Network operating system

(also NOS)

Network operating system definition

A Network Operating System is software that oversees digital connections. NOS zeroes in on connectivity, data distribution, and user coordination across various gadgets. It streamlines machine interaction, paving the way for shared resources and teamwork. Notable instances include Windows Server, Novell NetWare, and Cisco’s IOS.

See also: computer network operations, Cisco IOS

Use cases of network operating system

  • Remote connectivity. NOS enables staff in an organization to tap into electronic assets from different places. It guarantees consistent productivity, no matter the employee’s location.
  • Unified document handling. Enterprises can centralize their files in a singular hub. This method streamlines data access and upkeep.
  • Teamwork-friendly platforms. Using a system operating network, sharing software and utilities across several machines becomes straightforward, enhancing team synergy.
  • Robust security protocols. Through the regulation of access rights, NOS determines who gets to utilize specific assets in the electronic nexus.
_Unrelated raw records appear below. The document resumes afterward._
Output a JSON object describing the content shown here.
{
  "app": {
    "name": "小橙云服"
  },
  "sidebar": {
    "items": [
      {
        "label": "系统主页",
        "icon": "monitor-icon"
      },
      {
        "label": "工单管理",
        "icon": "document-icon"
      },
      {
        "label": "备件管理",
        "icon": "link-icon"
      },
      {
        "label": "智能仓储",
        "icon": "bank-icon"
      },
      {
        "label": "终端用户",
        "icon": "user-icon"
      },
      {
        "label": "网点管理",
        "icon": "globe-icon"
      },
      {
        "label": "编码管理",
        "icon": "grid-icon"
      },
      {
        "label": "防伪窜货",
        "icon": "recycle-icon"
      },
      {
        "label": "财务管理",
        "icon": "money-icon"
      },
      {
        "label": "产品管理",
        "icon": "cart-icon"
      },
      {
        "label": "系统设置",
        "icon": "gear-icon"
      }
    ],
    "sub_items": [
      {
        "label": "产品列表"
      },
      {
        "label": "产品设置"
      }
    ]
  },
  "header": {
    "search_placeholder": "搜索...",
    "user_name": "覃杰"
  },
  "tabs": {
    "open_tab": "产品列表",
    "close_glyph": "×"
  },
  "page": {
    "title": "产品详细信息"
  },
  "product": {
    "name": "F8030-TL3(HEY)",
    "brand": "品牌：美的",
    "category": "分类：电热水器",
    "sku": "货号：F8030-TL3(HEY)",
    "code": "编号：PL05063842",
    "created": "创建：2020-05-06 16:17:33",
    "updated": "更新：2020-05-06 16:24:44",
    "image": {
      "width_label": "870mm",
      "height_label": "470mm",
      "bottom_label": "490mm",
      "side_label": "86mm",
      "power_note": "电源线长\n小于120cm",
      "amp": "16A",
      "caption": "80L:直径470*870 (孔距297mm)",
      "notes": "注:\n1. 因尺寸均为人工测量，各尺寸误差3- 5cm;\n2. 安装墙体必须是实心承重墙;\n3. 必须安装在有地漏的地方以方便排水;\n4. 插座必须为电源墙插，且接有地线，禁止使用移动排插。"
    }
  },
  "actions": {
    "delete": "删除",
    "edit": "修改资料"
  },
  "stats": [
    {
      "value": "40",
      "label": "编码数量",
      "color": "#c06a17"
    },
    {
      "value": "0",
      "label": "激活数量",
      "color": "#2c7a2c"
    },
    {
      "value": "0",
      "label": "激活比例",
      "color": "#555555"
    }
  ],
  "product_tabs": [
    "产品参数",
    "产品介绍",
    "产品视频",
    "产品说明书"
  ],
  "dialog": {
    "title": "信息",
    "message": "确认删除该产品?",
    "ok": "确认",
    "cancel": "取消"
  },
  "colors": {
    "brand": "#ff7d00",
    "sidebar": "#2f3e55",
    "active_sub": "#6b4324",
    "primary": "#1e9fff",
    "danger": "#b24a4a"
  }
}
This strategy solidifies the defense of confidential information.
  • Expandable tech framework. As enterprises expand, integrating additional gadgets to their pre-existing array becomes effortless with a system operating network.

Further reading

Ultimate digital security